    Being the "Other" in America - Andy Shallal on Reality Asserts Itself (1/4)
    TRNN Debate: Should Baltimore 'Ban The Box'?
    How Fallujah Became the Iraqi Government's New Battleground
    Why I Decided to Blow the Whistle on the NSA
    NASA Climate Predictions Show Serious Threat To Humanity
    Professor Who Teaches Israel-Palestine Conflict Accuses College of Violating His Academic Freedom
    CIA and NSA Wrongdoing Requires Independent Investigation, Says Former Church Committee Staff
    Are Tuition Breaks Enough To Combat High Student Debt And Low Graduation Rates?
    Industries Across the U.S. Are Stealing Wages From Their Lowest Paid Workers
    Who In Ukraine Will Benefit From An IMF Bailout?
    NSA Recording All International Calls From U.S.
    Israel "Making Lives Miserable" for Africans, Hoping They 'Self-Deport' (2/2)
    BP Gets Green Light to Drill in Gulf, But Has Safety Improved?
    Residents Still Not Drinking Tap Water Two Months After West Virginia Spill (1/2)
    Libya's Descent Into Turmoil Three Years After NATO Intervention
    From Pipelines to Peladeau - Canadian Report
    Israel "Making Lives Miserable" for Africans, Hoping They 'Self-Deport' (1/2)
    Congressional Progressive Caucus Budget Strikes Back Against Austerity

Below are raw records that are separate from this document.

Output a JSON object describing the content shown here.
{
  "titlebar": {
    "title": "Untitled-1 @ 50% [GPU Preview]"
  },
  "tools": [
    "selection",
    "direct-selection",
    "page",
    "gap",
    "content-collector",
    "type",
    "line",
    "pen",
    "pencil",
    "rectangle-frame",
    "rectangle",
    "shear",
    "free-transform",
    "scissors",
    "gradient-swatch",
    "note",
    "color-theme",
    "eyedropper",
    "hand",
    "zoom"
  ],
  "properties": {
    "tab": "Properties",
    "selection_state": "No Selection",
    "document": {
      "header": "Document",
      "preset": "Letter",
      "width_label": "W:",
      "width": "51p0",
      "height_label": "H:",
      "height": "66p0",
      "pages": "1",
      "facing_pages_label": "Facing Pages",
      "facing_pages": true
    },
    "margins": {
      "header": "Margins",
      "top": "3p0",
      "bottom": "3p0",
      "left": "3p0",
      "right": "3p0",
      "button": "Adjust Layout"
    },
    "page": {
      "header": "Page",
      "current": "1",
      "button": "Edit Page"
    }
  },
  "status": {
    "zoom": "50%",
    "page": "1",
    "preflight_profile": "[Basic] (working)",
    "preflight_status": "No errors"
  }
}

    Libya Three Years Later - Chaos and Partition
    Why Was Gaddafi Overthrown?
    Should Ukraine and West Accept De Facto Crimea Joining Russia? (2/2)

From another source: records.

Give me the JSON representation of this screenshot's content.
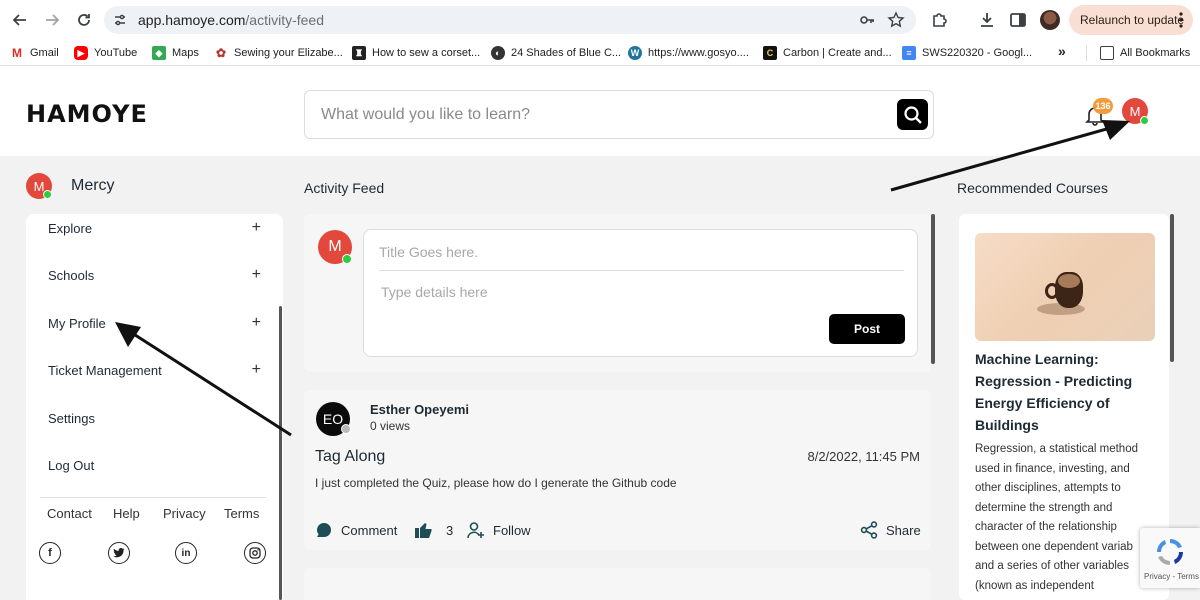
{
  "browser": {
    "url_domain": "app.hamoye.com",
    "url_path": "/activity-feed",
    "relaunch_label": "Relaunch to update",
    "bookmarks": [
      {
        "label": "Gmail",
        "icon": "gmail-icon",
        "color": "#d93025"
      },
      {
        "label": "YouTube",
        "icon": "youtube-icon",
        "color": "#ff0000"
      },
      {
        "label": "Maps",
        "icon": "maps-icon",
        "color": "#34a853"
      },
      {
        "label": "Sewing your Elizabe...",
        "icon": "sewing-icon",
        "color": "#b03a2e"
      },
      {
        "label": "How to sew a corset...",
        "icon": "corset-icon",
        "color": "#222222"
      },
      {
        "label": "24 Shades of Blue C...",
        "icon": "globe-icon",
        "color": "#333333"
      },
      {
        "label": "https://www.gosyo....",
        "icon": "wordpress-icon",
        "color": "#21759b"
      },
      {
        "label": "Carbon | Create and...",
        "icon": "carbon-icon",
        "color": "#111111"
      },
      {
        "label": "SWS220320 - Googl...",
        "icon": "docs-icon",
        "color": "#4285f4"
      }
    ],
    "bookmarks_more": "»",
    "all_bookmarks_label": "All Bookmarks"
  },
  "header": {
    "logo_text": "HAMOYE",
    "search_placeholder": "What would you like to learn?",
    "notification_count": "136",
    "avatar_initial": "M"
  },
  "sidebar": {
    "user_name": "Mercy",
    "avatar_initial": "M",
    "items": [
      {
        "label": "Explore",
        "expandable": "+"
      },
      {
        "label": "Schools",
        "expandable": "+"
      },
      {
        "label": "My Profile",
        "expandable": "+"
      },
      {
        "label": "Ticket Management",
        "expandable": "+"
      },
      {
        "label": "Settings",
        "expandable": ""
      },
      {
        "label": "Log Out",
        "expandable": ""
      }
    ],
    "footer_links": [
      "Contact",
      "Help",
      "Privacy",
      "Terms"
    ],
    "social": [
      "facebook-icon",
      "twitter-icon",
      "linkedin-icon",
      "instagram-icon"
    ]
  },
  "feed": {
    "title": "Activity Feed",
    "compose": {
      "avatar_initial": "M",
      "title_placeholder": "Title Goes here.",
      "details_placeholder": "Type details here",
      "post_label": "Post"
    },
    "post": {
      "author_initials": "EO",
      "author": "Esther Opeyemi",
      "views": "0 views",
      "title": "Tag Along",
      "date": "8/2/2022, 11:45 PM",
      "body": "I just completed the Quiz, please how do I generate the Github code",
      "comment_label": "Comment",
      "like_count": "3",
      "follow_label": "Follow",
      "share_label": "Share"
    }
  },
  "recommended": {
    "title": "Recommended Courses",
    "course_title": "Machine Learning: Regression - Predicting Energy Efficiency of Buildings",
    "course_desc": "Regression, a statistical method used in finance, investing, and other disciplines, attempts to determine the strength and character of the relationship between one dependent variab and a series of other variables (known as independent"
  },
  "recaptcha": {
    "text": "Privacy - Terms"
  },
  "colors": {
    "avatar_red": "#e2483b",
    "online_green": "#2ecc40",
    "badge_orange": "#f39c3d",
    "relaunch_bg": "#f9dfd3",
    "icon_teal": "#1d4e57"
  }
}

    Tony Benn Saw Socialism as the Culmination of Democratization
    Why Didn't Bush/Cheney Attack Iran and Can Obama Make and Sell a Deal? - Gareth Porter on Reality Asserts Itself (3/3)
    After Late Mayor Lumumba is Laid to Rest, What's Next for Jackson, Mississippi? (2/2)
    Crimea Referendum: Self Determination or Big Power Manipulation? (1/2)
    Sen. Graham: President Must Side with Openness About CIA and 9/11
    Manufacturing a Narrative for War - Gareth Porter on Reality Asserts Itself (2/3)
    Protesters Hit the Streets of Brooklyn to Demand $15 Minimum Wage
    Hammer: 'Moral Bankruptcy' Behind Massive GM Recall
    White House Withholds Thousands of Documents from Senate CIA Probe
    I Grew Up Believing in Time Magazine's Version of America - Gareth Porter on RAI (1/3)
    Western European Banks Vulnerable to Ukrainian Sovereign Debt Crisis
    TRNN Debate: What's Driving Inflation in Venezuela? (2/2)
    CIA vs. Senate: Who Is Obama Protecting?
    Will Tipped Workers Get Excluded Again From Minimum Wage Hike?
    TRNN Debate: What's Driving Inflation in Venezuela? (1/2)
    After Late Mayor Lumumba is Laid to Rest, What's Next for Jackson, Mississippi?(1/2)
    TRNN Replay: A Look at Who's Poised to Become No.2 at the Fed
    How Right-Wing Nationalism Rose to Influence in Ukraine (2/2)
    Netanyahu Attacks Boycott As Campaign Enters New Phase
    Moving Towards a Police State - Michael Ratner on Reality Asserts Itself (7/7)
    Fighting Reagan's Secret, Illegal Wars - Michael Ratner on Reality Asserts Itself (6/7)
    Puerto Rican Independence Movement and Cuba Further Radicalized Me - Michael Ratner on RAI (5/7)
    The Butcher of Attica - Michael Ratner on Reality Asserts Itself (4/7)
    MLK and a Radicalizing Moment in American History - Michael Ratner on Reality Asserts Itself (3/7), Real News Network, Real News, Real News For Real People, IWT are trademarks and service marks of IWT.TV inc. "The Real News" is the flagship show of IWT and Real News Network.

    All original content on this site is copyright of The Real News Network.  Click here for more

    Problems with this site? Please let us know

    Linux VPS Hosting by Star Dot Hosting